Category: Lagniappe - a little extra


The most common food that causes allergy problems are peanuts, fish, shellfish, eggs, cow milk, soy protein, wheat and corn. These are all protein compounds. The proteins in these foods can cause allergies in a genetically susceptible person. This is usually easy to recognize and diagnose. It can consist of several
possible reactions including eczema rash flare-ups, hives, gastrointestinal symptoms, and respiratory symptoms ranging from runny nose to asthma. The best way to accurately diagnose these allergies is to eliminate the food for some time, say, two to four
weeks. Then challenge with a large quantity of the suspected food in a careful setting such as a doctor's office. If the symptoms come on within minutes to hours of ingestion, it is usually easy to tell if the food brought it on. This can be repeated twice if you are not sure. About 5% of the population have these type of
classic food allergy reactions. 
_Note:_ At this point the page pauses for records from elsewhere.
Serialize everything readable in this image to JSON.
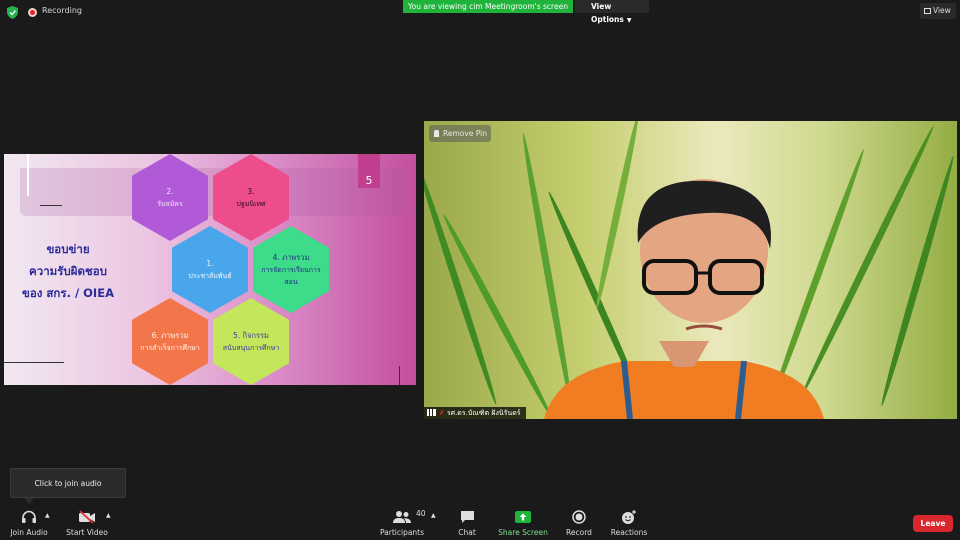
{
  "topbar": {
    "recording_label": "Recording",
    "viewing_banner": "You are viewing cim Meetingroom's screen",
    "view_options_label": "View Options",
    "view_button_label": "View"
  },
  "shared_slide": {
    "page_number": "5",
    "title_lines": [
      "ขอบข่าย",
      "ความรับผิดชอบ",
      "ของ สกร. / OIEA"
    ],
    "hexagons": [
      {
        "number": "2.",
        "text": "รับสมัคร",
        "color": "#b05ad8"
      },
      {
        "number": "3.",
        "text": "ปฐมนิเทศ",
        "color": "#ee4d8c"
      },
      {
        "number": "1.",
        "text": "ประชาสัมพันธ์",
        "color": "#4aa6ea"
      },
      {
        "number": "4. ภาพรวม",
        "text": "การจัดการเรียนการสอน",
        "color": "#3ddc8a"
      },
      {
        "number": "6. ภาพรวม",
        "text": "การสำเร็จการศึกษา",
        "color": "#f2764a"
      },
      {
        "number": "5. กิจกรรม",
        "text": "สนับสนุนการศึกษา",
        "color": "#c3e65a"
      }
    ]
  },
  "video": {
    "remove_pin_label": "Remove Pin",
    "participant_name": "รศ.ดร.บัณฑิต ฝังนิรันดร์"
  },
  "tooltip": {
    "text": "Click to join audio"
  },
  "toolbar": {
    "join_audio_label": "Join Audio",
    "start_video_label": "Start Video",
    "participants_label": "Participants",
    "participants_count": "40",
    "chat_label": "Chat",
    "share_screen_label": "Share Screen",
    "record_label": "Record",
    "reactions_label": "Reactions",
    "leave_label": "Leave"
  },
  "colors": {
    "banner_green": "#1fb33b",
    "leave_red": "#d9272e",
    "share_green": "#1fb33b"
  }
}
Many other reactions occur from foods which are not true allergy reactions but rather what we call "food intolerances". An example is tyrosine intolerance when eating chocolate. It can cause abdominal pain, flushing, or even headaches. It's caused by a chemical intolerance to tyrosine. Another example is strawberries 
which contain a histamine, a chemical actually in the strawberry itself. This can cause headaches and other symptoms which may seem to be allergies but are actually due to intolerance to the extra histamine circulating in the blood. Probably the most common
symptom caused by food intolerance is lactose intolerance present in about 80% of people world-wide. This occurs when we drink milk or other milk products in large quantity and our body cannot break down the lactose sugar in the milk. 

Other food intolerances include food poisoning. Food poisoning can occur from food being left out and can include Staphylococcus food poisoning, Salmonella food poisoning and Botulism food poisoning.  These can cause tremendous gastrointestinal symptoms such as
diarrhea, vomiting and severe cramping. 

Other food intolerances which may mimic a food allergy include gastroesophageal reflex. This is an increase of acid from the stomach moving up the esophagus after eating certain intolerant foods. This is most common when mixing heavy fatty foods and alcohol such as a big bowl of gumbo and several beers and then, lying down shortly afterwards. 

Another intolerance is called gustatory rhinitis. It is a runny nose which occurs after eating or smelling a spicy food such as highly seasoned crawfish or hot mustard or horseradish. 

It is very important to distinguish true food allergies from food intolerances. True food allergies can be quite dangerous and can advance to the point of full-blown anaphylaxis. Anaphylaxis is a total body allergic reaction with wheezing, hives, paleness, tightness of the throat and ultimately shock and possibly death. 
Patients who have food allergies, bronchial asthma, and eczema are the most high risk group for developing anaphylaxis. The most common foods to cause anaphylaxis are nuts particularly peanuts. 

Any patient with anaphylaxis to foods should carry a bracelet in case they ever ingest their allergic food accidentally. They should also carry adrenaline to reverse the life-threatening reactions and allow them time to get to the hospital. 

For more information about this interesting topic, you can contact the Food Allergy Network at 4744 Holly Avenue, Fairfax, VA 22030.